How old did you say you were again?
By Barbara Pierce
Ask me how old I am and I’ll hem and haw and you’ll never know.
Because, if you knew, chances are you’d picture a withered old crone in the corner, drooling on the ratty pink blanket wrapped around her.
That’s the opposite from how I see myself: robust, contributing, and living life to the fullest. I suppose the truth is in the middle, as it often is.
How about you? Do you let people know how old you are? If so, I applaud you.
You’re not supporting the prejudices about aging that have been drummed into us. Older people are stereotyped as dependent, frail, out of touch, or a burden.
You’d have to live in a cave to miss the messages all around us that being old is to be feared and avoided by any means, says Ashton Applewhite in her book, “This Chair Rocks: A Manifest Against Ageism.”
No wonder so many of us are reluctant to admit we’re there. Attempting to “pass” for younger, the way people of color have passed for white and gay people for straight are ways to avoid being discriminated against.
Ageism makes growing older in America far harder than it has to be. We can feel as useless as poinsettias after Christmas. In a society that values young, fit and beautiful, we’re lacking.
Our sexuality is mocked, our bodies derided, and our voices silenced.
We age in different ways and at different rates; older age is characterized by great diversity. The longer we live, the more different from one another we become, says Applewhite. Think about it: Who is likely to have more in common, a bunch of 17-year olds or a bunch of 77-year-olds? As doctors put it: “If you’ve seen one 81 year-old, you’ve seen one 81 year old.”
My darkest nightmare is the possibility of ending my days out of it, drooling in some ghastly nursing home. However, only 4.5% of older adults live in nursing homes and 2 percent in assisted living, Applewhite points out.
What about being sick and helpless?
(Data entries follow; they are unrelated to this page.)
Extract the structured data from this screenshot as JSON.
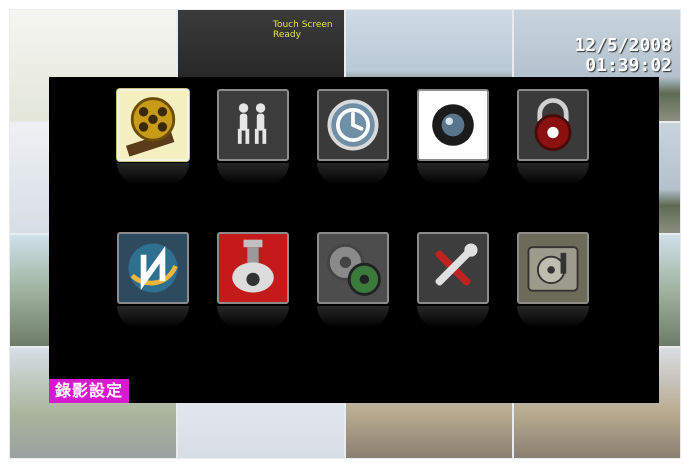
{
  "camera_grid": {
    "tiles": [
      "t0",
      "t1",
      "t2",
      "t3",
      "t4",
      "t0",
      "t3",
      "t3",
      "t5",
      "t4",
      "t3",
      "t5",
      "t6",
      "t4",
      "t7",
      "t7"
    ],
    "osd_date": "12/5/2008",
    "osd_time": "01:39:02",
    "touch_text": "Touch Screen Ready"
  },
  "menu": {
    "caption": "錄影設定",
    "items": [
      {
        "name": "record-icon",
        "selected": true
      },
      {
        "name": "people-icon",
        "selected": false
      },
      {
        "name": "playback-icon",
        "selected": false
      },
      {
        "name": "camera-icon",
        "selected": false
      },
      {
        "name": "lock-icon",
        "selected": false
      },
      {
        "name": "network-icon",
        "selected": false
      },
      {
        "name": "ptz-camera-icon",
        "selected": false
      },
      {
        "name": "gears-icon",
        "selected": false
      },
      {
        "name": "tools-icon",
        "selected": false
      },
      {
        "name": "disk-icon",
        "selected": false
      }
    ]
  }
}
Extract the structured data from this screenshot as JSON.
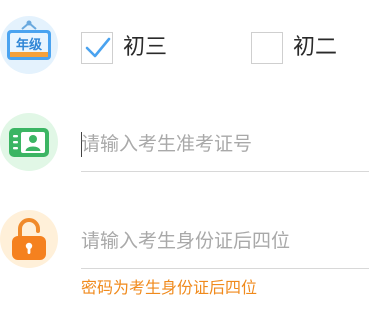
{
  "grade": {
    "options": [
      {
        "label": "初三",
        "checked": true
      },
      {
        "label": "初二",
        "checked": false
      }
    ],
    "badge_text": "年级"
  },
  "exam_number_field": {
    "placeholder": "请输入考生准考证号",
    "value": ""
  },
  "password_field": {
    "placeholder": "请输入考生身份证后四位",
    "value": ""
  },
  "password_hint": "密码为考生身份证后四位",
  "colors": {
    "accent_blue": "#4aa3f0",
    "accent_green": "#39b862",
    "accent_orange": "#f5811f",
    "hint_orange": "#f08a1c",
    "placeholder_gray": "#a9a9a9"
  },
  "icons": {
    "grade": "grade-badge-icon",
    "exam_id": "id-card-icon",
    "password": "padlock-icon"
  }
}
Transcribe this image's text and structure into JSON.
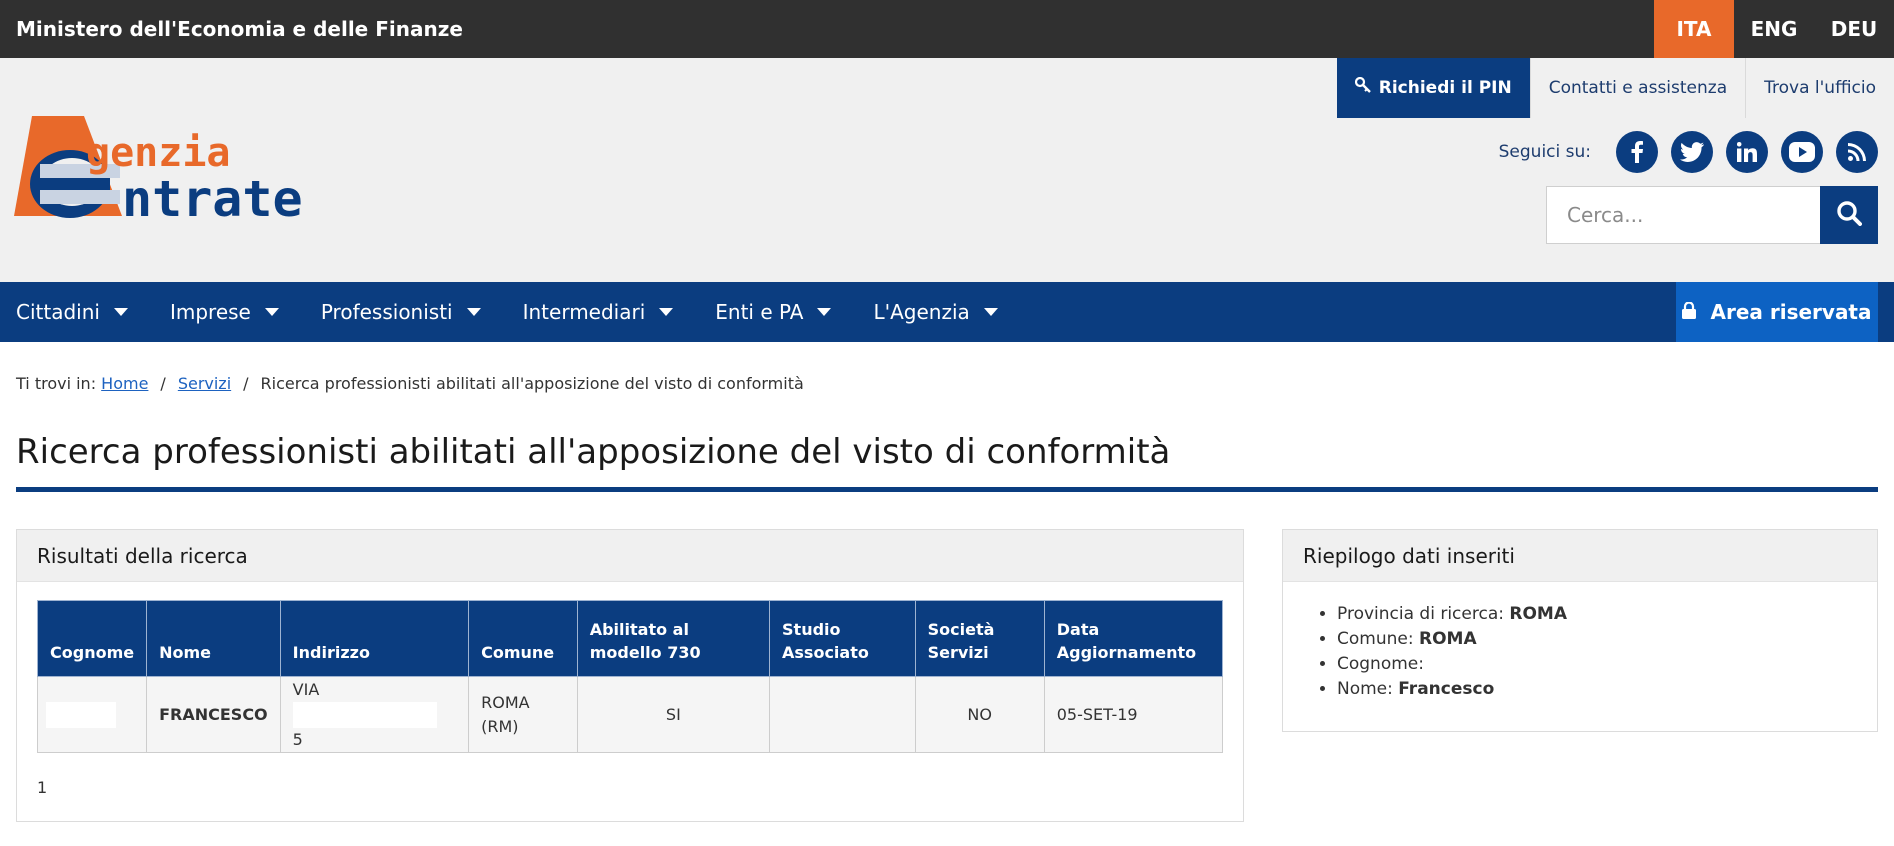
{
  "topbar": {
    "ministry": "Ministero dell'Economia e delle Finanze",
    "languages": [
      {
        "label": "ITA",
        "active": true
      },
      {
        "label": "ENG",
        "active": false
      },
      {
        "label": "DEU",
        "active": false
      }
    ]
  },
  "header": {
    "logo": {
      "line1": "genzia",
      "line2": "ntrate",
      "icon": "agenzia-entrate-logo"
    },
    "links": {
      "pin": "Richiedi il PIN",
      "contacts": "Contatti e assistenza",
      "office": "Trova l'ufficio"
    },
    "social_label": "Seguici su:",
    "social": [
      "facebook-icon",
      "twitter-icon",
      "linkedin-icon",
      "youtube-icon",
      "rss-icon"
    ],
    "search_placeholder": "Cerca..."
  },
  "nav": {
    "items": [
      "Cittadini",
      "Imprese",
      "Professionisti",
      "Intermediari",
      "Enti e PA",
      "L'Agenzia"
    ],
    "area": "Area riservata"
  },
  "breadcrumb": {
    "prefix": "Ti trovi in:",
    "home": "Home",
    "servizi": "Servizi",
    "current": "Ricerca professionisti abilitati all'apposizione del visto di conformità"
  },
  "page_title": "Ricerca professionisti abilitati all'apposizione del visto di conformità",
  "results": {
    "title": "Risultati della ricerca",
    "columns": [
      "Cognome",
      "Nome",
      "Indirizzo",
      "Comune",
      "Abilitato al modello 730",
      "Studio Associato",
      "Società Servizi",
      "Data Aggiornamento"
    ],
    "row": {
      "nome": "FRANCESCO",
      "indirizzo_prefix": "VIA",
      "indirizzo_num": "5",
      "comune_line1": "ROMA",
      "comune_line2": "(RM)",
      "abilitato": "SI",
      "studio": "",
      "societa": "NO",
      "data": "05-SET-19"
    },
    "page": "1"
  },
  "summary": {
    "title": "Riepilogo dati inseriti",
    "items": [
      {
        "label": "Provincia di ricerca:",
        "value": "ROMA"
      },
      {
        "label": "Comune:",
        "value": "ROMA"
      },
      {
        "label": "Cognome:",
        "value": ""
      },
      {
        "label": "Nome:",
        "value": "Francesco"
      }
    ]
  },
  "colors": {
    "dark_bar": "#303030",
    "accent_orange": "#e8692a",
    "brand_blue": "#0b3d80",
    "area_blue": "#0d62c3"
  }
}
It turns out that over three quarters of those over 85 go about their everyday activities without much assistance. Maybe not shoveling their driveways, but dressing, cooking, and wiping their own butts. People get chronic illnesses, but they learn to live with them. The vast majority of older Americans live independently until they get whatever kills them, says Applewhite.
Ascending to happiness
Contrary to stereotypes, many older people are deeply happy. A study found people are least happy when young, and steadily gain appreciation for life as they age. Most women become increasingly happy after age 55, says Mary Pipher in her book, “Women Rowing North.”
Here’s the kicker — people are happiest at the end of their life. Even as age strips us of things we cherished, we grow more content, says Applewhite.
The good news is we can change ageism. Here are some suggestions from Applewhite:
— Start by acknowledging our own prejudices. Look at our own behavior. We’re complicit when we lie about our age, dye our hair, and Botox our faces or bodies.
We head for people our own age at a social gathering on the assumption that we wouldn’t have anything in common with a younger person, or they wouldn’t want to talk to us.
— Many older people have almost no contact with the young and vice versa. This is unfortunate for us all. When generations interact, cultures flourish, inspiring and energizing each other.
— The next time someone asks how old you are, tell them the truth. When we claim our age, the number loses its power over us. We can’t stop aging, but we can change the way we feel about it.
— Does the person you are now have less to offer than the younger you did? Are you less interesting now? Less valuable? Less attractive? If that gets a nod, consider industries that make billions on our dissatisfaction with our bodies.
Instead of telling people they look great for their age, tell them they look great.
— Dump some language: The elderly? Yuck. Seniors? Ugh. The only unobjectionable term is older people.
It drives me nuts when a young person calls me “young lady” and expects me to feel complimented. It’s so demeaning; speak up and let them know. If you’re on the receiving end of an ageist comment, ask gently, “Why would you say that?”
Don’t assume someone is too old to weigh in on a topic or take on a responsibility.
— Assume capacity, not incapacity. Speak to an older person the same way you would to a younger one.
Changing the culture is a tall order, but look at how women’s roles have changed in a single generation, and at the amazing progress we’ve made in this century against homophobia.
But I’m still not ready to share my age; I’ll work on that.
Barbara Pierce is a retired licensed clinical social worker with many years of experience helping people. If you would like to purchase a copy of her book, “When You Come to the Edge: Aging” or if you have questions for her, contact her at firstname.lastname@example.org.